SOURCE INFORMATION -
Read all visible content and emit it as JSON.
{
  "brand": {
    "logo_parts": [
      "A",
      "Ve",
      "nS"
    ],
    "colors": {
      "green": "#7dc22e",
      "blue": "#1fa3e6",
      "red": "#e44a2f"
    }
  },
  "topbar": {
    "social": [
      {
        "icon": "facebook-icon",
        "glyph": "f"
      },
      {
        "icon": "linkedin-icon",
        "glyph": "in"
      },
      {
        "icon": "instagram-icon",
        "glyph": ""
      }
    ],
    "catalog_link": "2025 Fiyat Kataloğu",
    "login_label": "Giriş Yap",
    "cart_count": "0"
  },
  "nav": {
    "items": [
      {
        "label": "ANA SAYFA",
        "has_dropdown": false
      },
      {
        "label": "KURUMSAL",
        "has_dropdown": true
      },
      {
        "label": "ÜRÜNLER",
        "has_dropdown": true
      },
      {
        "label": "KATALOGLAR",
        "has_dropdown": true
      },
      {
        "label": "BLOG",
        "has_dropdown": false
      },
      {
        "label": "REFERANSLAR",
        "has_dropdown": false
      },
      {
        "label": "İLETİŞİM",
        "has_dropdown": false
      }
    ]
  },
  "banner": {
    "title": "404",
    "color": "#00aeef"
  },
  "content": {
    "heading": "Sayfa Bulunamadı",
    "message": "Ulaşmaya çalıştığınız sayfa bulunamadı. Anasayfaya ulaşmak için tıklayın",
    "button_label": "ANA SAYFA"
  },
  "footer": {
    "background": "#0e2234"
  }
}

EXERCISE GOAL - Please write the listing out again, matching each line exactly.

COMPLETED EXERCISE -
Read all visible content and emit it as JSON.
{
  "brand": {
    "logo_parts": [
      "A",
      "Ve",
      "nS"
    ],
    "colors": {
      "green": "#7dc22e",
      "blue": "#1fa3e6",
      "red": "#e44a2f"
    }
  },
  "topbar": {
    "social": [
      {
        "icon": "facebook-icon",
        "glyph": "f"
      },
      {
        "icon": "linkedin-icon",
        "glyph": "in"
      },
      {
        "icon": "instagram-icon",
        "glyph": ""
      }
    ],
    "catalog_link": "2025 Fiyat Kataloğu",
    "login_label": "Giriş Yap",
    "cart_count": "0"
  },
  "nav": {
    "items": [
      {
        "label": "ANA SAYFA",
        "has_dropdown": false
      },
      {
        "label": "KURUMSAL",
        "has_dropdown": true
      },
      {
        "label": "ÜRÜNLER",
        "has_dropdown": true
      },
      {
        "label": "KATALOGLAR",
        "has_dropdown": true
      },
      {
        "label": "BLOG",
        "has_dropdown": false
      },
      {
        "label": "REFERANSLAR",
        "has_dropdown": false
      },
      {
        "label": "İLETİŞİM",
        "has_dropdown": false
      }
    ]
  },
  "banner": {
    "title": "404",
    "color": "#00aeef"
  },
  "content": {
    "heading": "Sayfa Bulunamadı",
    "message": "Ulaşmaya çalıştığınız sayfa bulunamadı. Anasayfaya ulaşmak için tıklayın",
    "button_label": "ANA SAYFA"
  },
  "footer": {
    "background": "#0e2234"
  }
}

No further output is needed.